Consumer Confidence Report
The City of St. Augustine remains committed to providing clean and safe drinking water. For the previous year's sampling results please click here. To notify the city regarding water treatment concerns contact: Patrick Timoney, Water Treatment Plant Supervisor, Phn: 904.825.1044, Fax: 904.823-2280, Email: email@example.com; or firstname.lastname@example.org, or write the City of St. Augustine, P.O. Box 210, St. Augustine, FL 32085-0210.
The City of St. Augustine delivers three million gallons of water per day to more than 10,000 utility customers through a complex and intricate delivery system that includes more than 200 miles of pipe. That system, managed by a team of skilled professionals, ensures that every home, restaurant, school and hotel room receives quality water at the moment it is needed, but providing that assurance is not without challenges. Certainly one of the foremost challenges the city faces with its water quality is “red water,” water that has become tainted because of corrosive pipes.
That is the reason “red water” was the primary topic addressed in the report recently published by the city’s Public Works Department regarding water main improvements. The 28-page report, titled Annual Water Main Improvements Plan Report, includes evaluations and recommendations for the replacement of existing water mains as well as proposed construction of new water mains in nearly a dozen areas through the service area.

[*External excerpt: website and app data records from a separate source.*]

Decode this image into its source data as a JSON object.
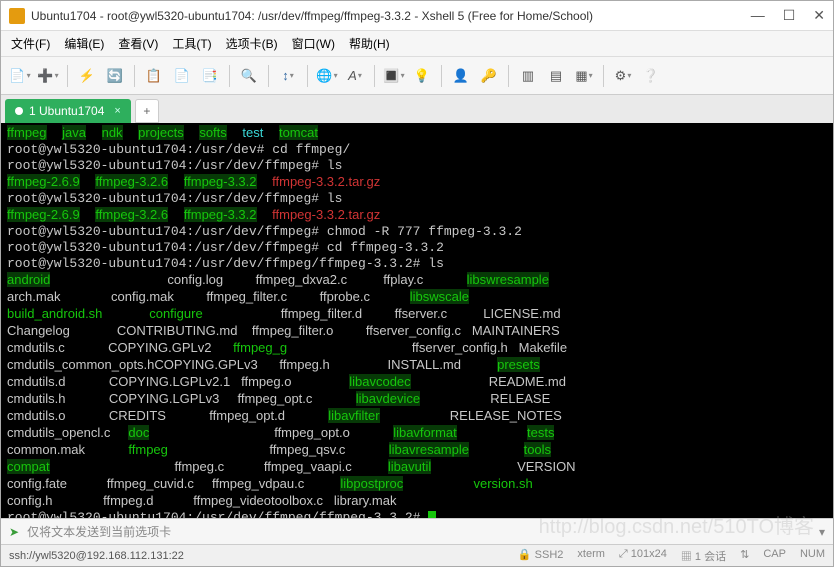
{
  "window": {
    "title": "Ubuntu1704 - root@ywl5320-ubuntu1704: /usr/dev/ffmpeg/ffmpeg-3.3.2 - Xshell 5 (Free for Home/School)"
  },
  "menu": {
    "file": "文件(F)",
    "edit": "编辑(E)",
    "view": "查看(V)",
    "tools": "工具(T)",
    "tabs": "选项卡(B)",
    "window": "窗口(W)",
    "help": "帮助(H)"
  },
  "tab": {
    "label": "1 Ubuntu1704"
  },
  "term": {
    "dirs_top": [
      "ffmpeg",
      "java",
      "ndk",
      "projects",
      "softs"
    ],
    "test": "test",
    "tomcat": "tomcat",
    "p1": "root@ywl5320-ubuntu1704:/usr/dev#",
    "cmd1": "cd ffmpeg/",
    "p2": "root@ywl5320-ubuntu1704:/usr/dev/ffmpeg#",
    "cmd2": "ls",
    "ffdirs": [
      "ffmpeg-2.6.9",
      "ffmpeg-3.2.6",
      "ffmpeg-3.3.2"
    ],
    "tar": "ffmpeg-3.3.2.tar.gz",
    "cmd3": "chmod -R 777 ffmpeg-3.3.2",
    "cmd4": "cd ffmpeg-3.3.2",
    "p3": "root@ywl5320-ubuntu1704:/usr/dev/ffmpeg/ffmpeg-3.3.2#",
    "cmd5": "ls",
    "cols": [
      [
        {
          "t": "android",
          "c": "g"
        },
        {
          "t": "arch.mak",
          "c": "w"
        },
        {
          "t": "build_android.sh",
          "c": "lg"
        },
        {
          "t": "Changelog",
          "c": "w"
        },
        {
          "t": "cmdutils.c",
          "c": "w"
        },
        {
          "t": "cmdutils_common_opts.h",
          "c": "w"
        },
        {
          "t": "cmdutils.d",
          "c": "w"
        },
        {
          "t": "cmdutils.h",
          "c": "w"
        },
        {
          "t": "cmdutils.o",
          "c": "w"
        },
        {
          "t": "cmdutils_opencl.c",
          "c": "w"
        },
        {
          "t": "common.mak",
          "c": "w"
        },
        {
          "t": "compat",
          "c": "g"
        },
        {
          "t": "config.fate",
          "c": "w"
        },
        {
          "t": "config.h",
          "c": "w"
        }
      ],
      [
        {
          "t": "config.log",
          "c": "w"
        },
        {
          "t": "config.mak",
          "c": "w"
        },
        {
          "t": "configure",
          "c": "lg"
        },
        {
          "t": "CONTRIBUTING.md",
          "c": "w"
        },
        {
          "t": "COPYING.GPLv2",
          "c": "w"
        },
        {
          "t": "COPYING.GPLv3",
          "c": "w"
        },
        {
          "t": "COPYING.LGPLv2.1",
          "c": "w"
        },
        {
          "t": "COPYING.LGPLv3",
          "c": "w"
        },
        {
          "t": "CREDITS",
          "c": "w"
        },
        {
          "t": "doc",
          "c": "g"
        },
        {
          "t": "ffmpeg",
          "c": "lg"
        },
        {
          "t": "ffmpeg.c",
          "c": "w"
        },
        {
          "t": "ffmpeg_cuvid.c",
          "c": "w"
        },
        {
          "t": "ffmpeg.d",
          "c": "w"
        }
      ],
      [
        {
          "t": "ffmpeg_dxva2.c",
          "c": "w"
        },
        {
          "t": "ffmpeg_filter.c",
          "c": "w"
        },
        {
          "t": "ffmpeg_filter.d",
          "c": "w"
        },
        {
          "t": "ffmpeg_filter.o",
          "c": "w"
        },
        {
          "t": "ffmpeg_g",
          "c": "lg"
        },
        {
          "t": "ffmpeg.h",
          "c": "w"
        },
        {
          "t": "ffmpeg.o",
          "c": "w"
        },
        {
          "t": "ffmpeg_opt.c",
          "c": "w"
        },
        {
          "t": "ffmpeg_opt.d",
          "c": "w"
        },
        {
          "t": "ffmpeg_opt.o",
          "c": "w"
        },
        {
          "t": "ffmpeg_qsv.c",
          "c": "w"
        },
        {
          "t": "ffmpeg_vaapi.c",
          "c": "w"
        },
        {
          "t": "ffmpeg_vdpau.c",
          "c": "w"
        },
        {
          "t": "ffmpeg_videotoolbox.c",
          "c": "w"
        }
      ],
      [
        {
          "t": "ffplay.c",
          "c": "w"
        },
        {
          "t": "ffprobe.c",
          "c": "w"
        },
        {
          "t": "ffserver.c",
          "c": "w"
        },
        {
          "t": "ffserver_config.c",
          "c": "w"
        },
        {
          "t": "ffserver_config.h",
          "c": "w"
        },
        {
          "t": "INSTALL.md",
          "c": "w"
        },
        {
          "t": "libavcodec",
          "c": "g"
        },
        {
          "t": "libavdevice",
          "c": "g"
        },
        {
          "t": "libavfilter",
          "c": "g"
        },
        {
          "t": "libavformat",
          "c": "g"
        },
        {
          "t": "libavresample",
          "c": "g"
        },
        {
          "t": "libavutil",
          "c": "g"
        },
        {
          "t": "libpostproc",
          "c": "g"
        },
        {
          "t": "library.mak",
          "c": "w"
        }
      ],
      [
        {
          "t": "libswresample",
          "c": "g"
        },
        {
          "t": "libswscale",
          "c": "g"
        },
        {
          "t": "LICENSE.md",
          "c": "w"
        },
        {
          "t": "MAINTAINERS",
          "c": "w"
        },
        {
          "t": "Makefile",
          "c": "w"
        },
        {
          "t": "presets",
          "c": "g"
        },
        {
          "t": "README.md",
          "c": "w"
        },
        {
          "t": "RELEASE",
          "c": "w"
        },
        {
          "t": "RELEASE_NOTES",
          "c": "w"
        },
        {
          "t": "tests",
          "c": "g"
        },
        {
          "t": "tools",
          "c": "g"
        },
        {
          "t": "VERSION",
          "c": "w"
        },
        {
          "t": "version.sh",
          "c": "lg"
        },
        {
          "t": "",
          "c": "w"
        }
      ]
    ]
  },
  "sendbar": {
    "text": "仅将文本发送到当前选项卡"
  },
  "status": {
    "conn": "ssh://ywl5320@192.168.112.131:22",
    "ssh": "SSH2",
    "type": "xterm",
    "size": "101x24",
    "sess": "1 会话",
    "cap": "CAP",
    "num": "NUM"
  },
  "watermark": "http://blog.csdn.net/510TO博客"
}
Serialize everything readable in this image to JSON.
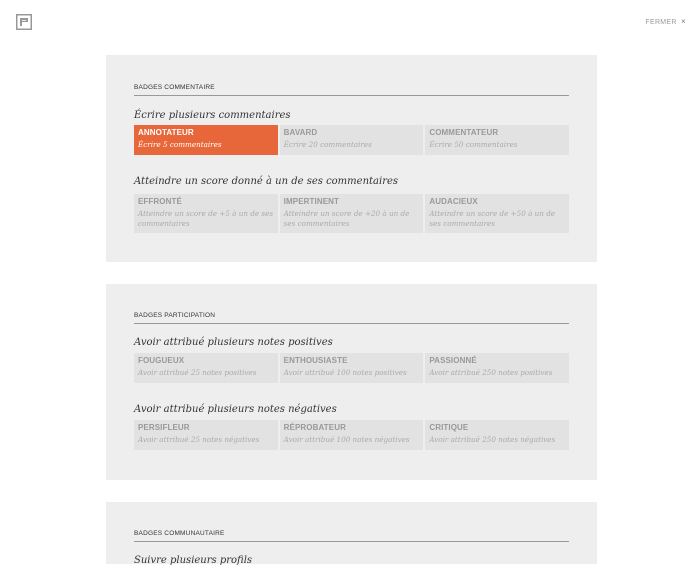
{
  "header": {
    "close_label": "FERMER",
    "close_icon": "×"
  },
  "sections": [
    {
      "title": "BADGES COMMENTAIRE",
      "groups": [
        {
          "title": "Écrire plusieurs commentaires",
          "badges": [
            {
              "name": "ANNOTATEUR",
              "desc": "Écrire 5 commentaires",
              "earned": true
            },
            {
              "name": "BAVARD",
              "desc": "Écrire 20 commentaires",
              "earned": false
            },
            {
              "name": "COMMENTATEUR",
              "desc": "Écrire 50 commentaires",
              "earned": false
            }
          ]
        },
        {
          "title": "Atteindre un score donné à un de ses commentaires",
          "badges": [
            {
              "name": "EFFRONTÉ",
              "desc": "Atteindre un score de +5 à un de ses commentaires",
              "earned": false
            },
            {
              "name": "IMPERTINENT",
              "desc": "Atteindre un score de +20 à un de ses commentaires",
              "earned": false
            },
            {
              "name": "AUDACIEUX",
              "desc": "Atteindre un score de +50 à un de ses commentaires",
              "earned": false
            }
          ]
        }
      ]
    },
    {
      "title": "BADGES PARTICIPATION",
      "groups": [
        {
          "title": "Avoir attribué plusieurs notes positives",
          "badges": [
            {
              "name": "FOUGUEUX",
              "desc": "Avoir attribué 25 notes positives",
              "earned": false
            },
            {
              "name": "ENTHOUSIASTE",
              "desc": "Avoir attribué 100 notes positives",
              "earned": false
            },
            {
              "name": "PASSIONNÉ",
              "desc": "Avoir attribué 250 notes positives",
              "earned": false
            }
          ]
        },
        {
          "title": "Avoir attribué plusieurs notes négatives",
          "badges": [
            {
              "name": "PERSIFLEUR",
              "desc": "Avoir attribué 25 notes négatives",
              "earned": false
            },
            {
              "name": "RÉPROBATEUR",
              "desc": "Avoir attribué 100 notes négatives",
              "earned": false
            },
            {
              "name": "CRITIQUE",
              "desc": "Avoir attribué 250 notes négatives",
              "earned": false
            }
          ]
        }
      ]
    },
    {
      "title": "BADGES COMMUNAUTAIRE",
      "groups": [
        {
          "title": "Suivre plusieurs profils",
          "badges": []
        }
      ]
    }
  ],
  "colors": {
    "accent": "#e8673a",
    "panel": "#eeeeee",
    "badge": "#e2e2e2"
  }
}
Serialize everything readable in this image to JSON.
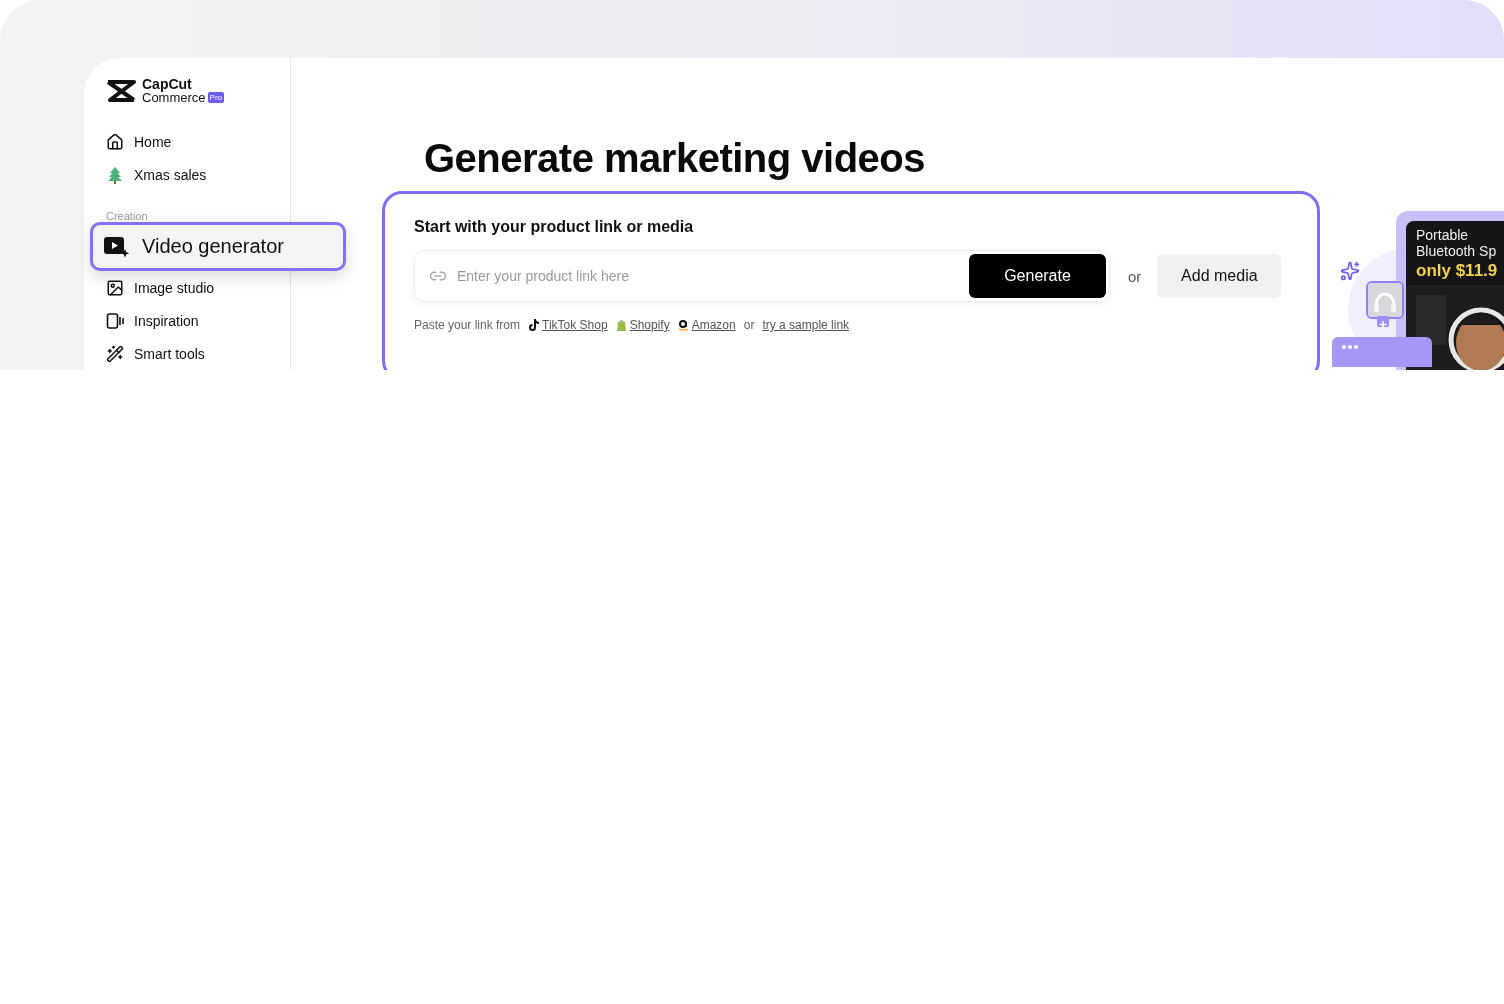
{
  "brand": {
    "name": "CapCut",
    "product": "Commerce",
    "badge": "Pro"
  },
  "sidebar": {
    "items": [
      {
        "label": "Home",
        "selected": false
      },
      {
        "label": "Xmas sales",
        "selected": false
      }
    ],
    "section": "Creation",
    "creation_items": [
      {
        "label": "Video generator",
        "selected": true
      },
      {
        "label": "Image studio",
        "selected": false
      },
      {
        "label": "Inspiration",
        "selected": false
      },
      {
        "label": "Smart tools",
        "selected": false
      }
    ]
  },
  "heading": "Generate marketing videos",
  "card": {
    "title": "Start with your product link or media",
    "placeholder": "Enter your product link here",
    "generate": "Generate",
    "or": "or",
    "add_media": "Add media",
    "hint": "Paste your link from",
    "sources": [
      {
        "label": "TikTok Shop"
      },
      {
        "label": "Shopify"
      },
      {
        "label": "Amazon"
      }
    ],
    "or_2": "or",
    "sample": "try a sample link"
  },
  "preview": {
    "lines": [
      "Portable",
      "Bluetooth Sp"
    ],
    "price": "only $11.9"
  }
}
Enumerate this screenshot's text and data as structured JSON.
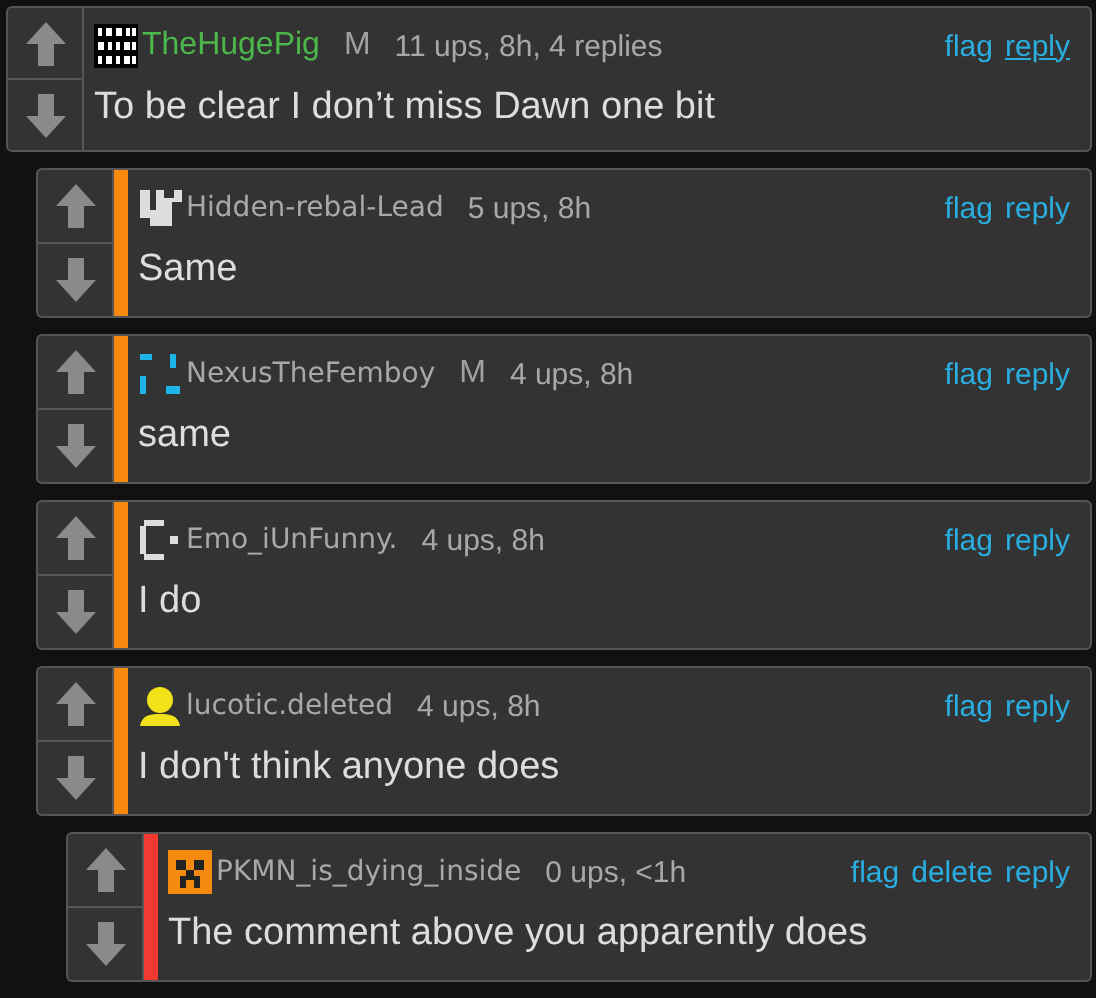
{
  "comments": [
    {
      "username": "TheHugePig",
      "name_highlighted": true,
      "badge": "M",
      "meta": "11 ups, 8h, 4 replies",
      "actions": [
        {
          "label": "flag",
          "underlined": false
        },
        {
          "label": "reply",
          "underlined": true
        }
      ],
      "text": "To be clear I don’t miss Dawn one bit",
      "children": [
        {
          "username": "Hidden-rebal-Lead",
          "name_highlighted": false,
          "color": "#f78a0e",
          "meta": "5 ups, 8h",
          "actions": [
            {
              "label": "flag",
              "underlined": false
            },
            {
              "label": "reply",
              "underlined": false
            }
          ],
          "text": "Same"
        },
        {
          "username": "NexusTheFemboy",
          "name_highlighted": false,
          "color": "#f78a0e",
          "badge": "M",
          "meta": "4 ups, 8h",
          "actions": [
            {
              "label": "flag",
              "underlined": false
            },
            {
              "label": "reply",
              "underlined": false
            }
          ],
          "text": "same"
        },
        {
          "username": "Emo_iUnFunny.",
          "name_highlighted": false,
          "color": "#f78a0e",
          "meta": "4 ups, 8h",
          "actions": [
            {
              "label": "flag",
              "underlined": false
            },
            {
              "label": "reply",
              "underlined": false
            }
          ],
          "text": "I do"
        },
        {
          "username": "lucotic.deleted",
          "name_highlighted": false,
          "color": "#f78a0e",
          "meta": "4 ups, 8h",
          "actions": [
            {
              "label": "flag",
              "underlined": false
            },
            {
              "label": "reply",
              "underlined": false
            }
          ],
          "text": "I don't think anyone does",
          "children": [
            {
              "username": "PKMN_is_dying_inside",
              "name_highlighted": false,
              "color": "#f23a32",
              "meta": "0 ups, <1h",
              "actions": [
                {
                  "label": "flag",
                  "underlined": false
                },
                {
                  "label": "delete",
                  "underlined": false
                },
                {
                  "label": "reply",
                  "underlined": false
                }
              ],
              "text": "The comment above you apparently does"
            }
          ]
        }
      ]
    }
  ]
}
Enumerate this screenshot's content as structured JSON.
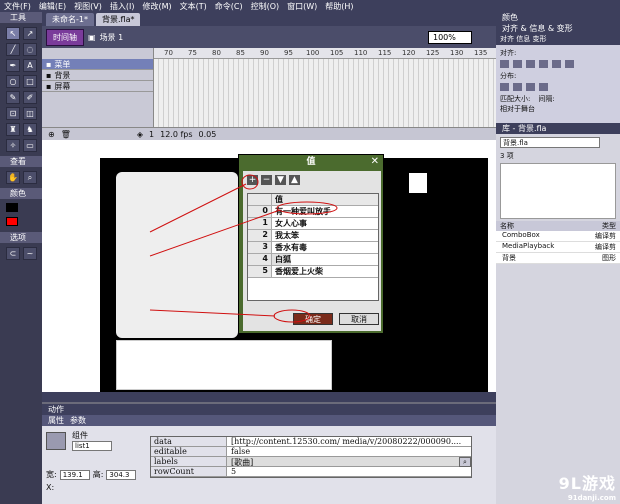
{
  "menu": [
    "文件(F)",
    "编辑(E)",
    "视图(V)",
    "插入(I)",
    "修改(M)",
    "文本(T)",
    "命令(C)",
    "控制(O)",
    "窗口(W)",
    "帮助(H)"
  ],
  "tabs": [
    "未命名-1*",
    "背景.fla*"
  ],
  "toolbox": {
    "title": "工具",
    "view_title": "查看",
    "color_title": "颜色",
    "options_title": "选项"
  },
  "editbar": {
    "button": "时间轴",
    "scene": "场景 1",
    "zoom": "100%"
  },
  "timeline": {
    "layers": [
      {
        "name": "菜单",
        "selected": true
      },
      {
        "name": "背景",
        "selected": false
      },
      {
        "name": "屏幕",
        "selected": false
      }
    ],
    "ruler": [
      "70",
      "75",
      "80",
      "85",
      "90",
      "95",
      "100",
      "105",
      "110",
      "115",
      "120",
      "125",
      "130",
      "135"
    ],
    "frame": "1",
    "fps": "12.0 fps",
    "time": "0.05"
  },
  "dialog": {
    "title": "值",
    "header": "值",
    "rows": [
      {
        "index": "0",
        "value": "有一种爱叫放手"
      },
      {
        "index": "1",
        "value": "女人心事"
      },
      {
        "index": "2",
        "value": "我太笨"
      },
      {
        "index": "3",
        "value": "香水有毒"
      },
      {
        "index": "4",
        "value": "白狐"
      },
      {
        "index": "5",
        "value": "香烟爱上火柴"
      }
    ],
    "ok": "确定",
    "cancel": "取消"
  },
  "right": {
    "color_panel": "颜色",
    "align_tabs": "对齐 信息 变形",
    "align_title": "对齐 & 信息 & 变形",
    "align_label": "对齐:",
    "distribute_label": "分布:",
    "match_label": "匹配大小:",
    "spacing_label": "间隔:",
    "relative_label": "相对于舞台",
    "library_title": "库 - 背景.fla",
    "library_select": "背景.fla",
    "library_count": "3 项",
    "library_cols": [
      "名称",
      "类型"
    ],
    "library_items": [
      {
        "name": "ComboBox",
        "type": "编译剪"
      },
      {
        "name": "MediaPlayback",
        "type": "编译剪"
      },
      {
        "name": "背景",
        "type": "图形"
      }
    ]
  },
  "props": {
    "tabs": [
      "动作",
      "属性",
      "参数"
    ],
    "component_label": "组件",
    "instance_name": "list1",
    "width_label": "宽:",
    "width": "139.1",
    "height_label": "高:",
    "height": "304.3",
    "x_label": "X:",
    "rows": [
      {
        "k": "data",
        "v": "[http://content.12530.com/ media/v/20080222/000090...."
      },
      {
        "k": "editable",
        "v": "false"
      },
      {
        "k": "labels",
        "v": "[歌曲]"
      },
      {
        "k": "rowCount",
        "v": "5"
      }
    ]
  },
  "watermark": {
    "main": "9L游戏",
    "sub": "91danji.com"
  }
}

In the report’s Plan Summary, “red water” is mentioned almost immediately. “The push for increased water main improvements in 2012/2013 was generated by recurring ‘red water’ complaints throughout the city” says the report. “At first, a solution to the ‘red water’ problem was focused at the city’s water treatment plant finished water product, however, over a period of time it became apparent that the ‘red water’ solution requires a multiple step approach with an emphasis on the replacement of the city’s potable water infrastructure that is old cast iron or galvanized steel pipe.”
In short, the water is fine, but the pipes are not.
So a detailed plan has been developed that will address as many problem areas as possible as soon as possible. But, because of limited funds, not all cast iron and galvanized pipe can be replaced at one time, thus criteria was established to determine the most serious problem areas and address those first. The following set of criteria was used to review and identify pipes for replacement:
1. Pipe material is cast iron (CI) or galvanized steel (GS).
2. “Red water” complaints were recorded in the vicinity of the pipe.
3. Is there a clean water source for the pipe?
4. Is there inadequate fire flow?
5. Is the pipe routinely maintained due to leaks or breaks?
Based on this criteria, the entire utility service area was evaluated and the most serious problem areas identified.
The report has information on each area where projects are planned that includes description, a map and the project’s current status. The areas described are: Abbott Tract, Fullerwood neighborhood, Grant St. area, Lincolnville, Lighthouse Park, Magnolia Ave., Masters Dr., Menendez Rd., Nelmar Terrace, North City, and Palmer St.
To see the entire report. click here.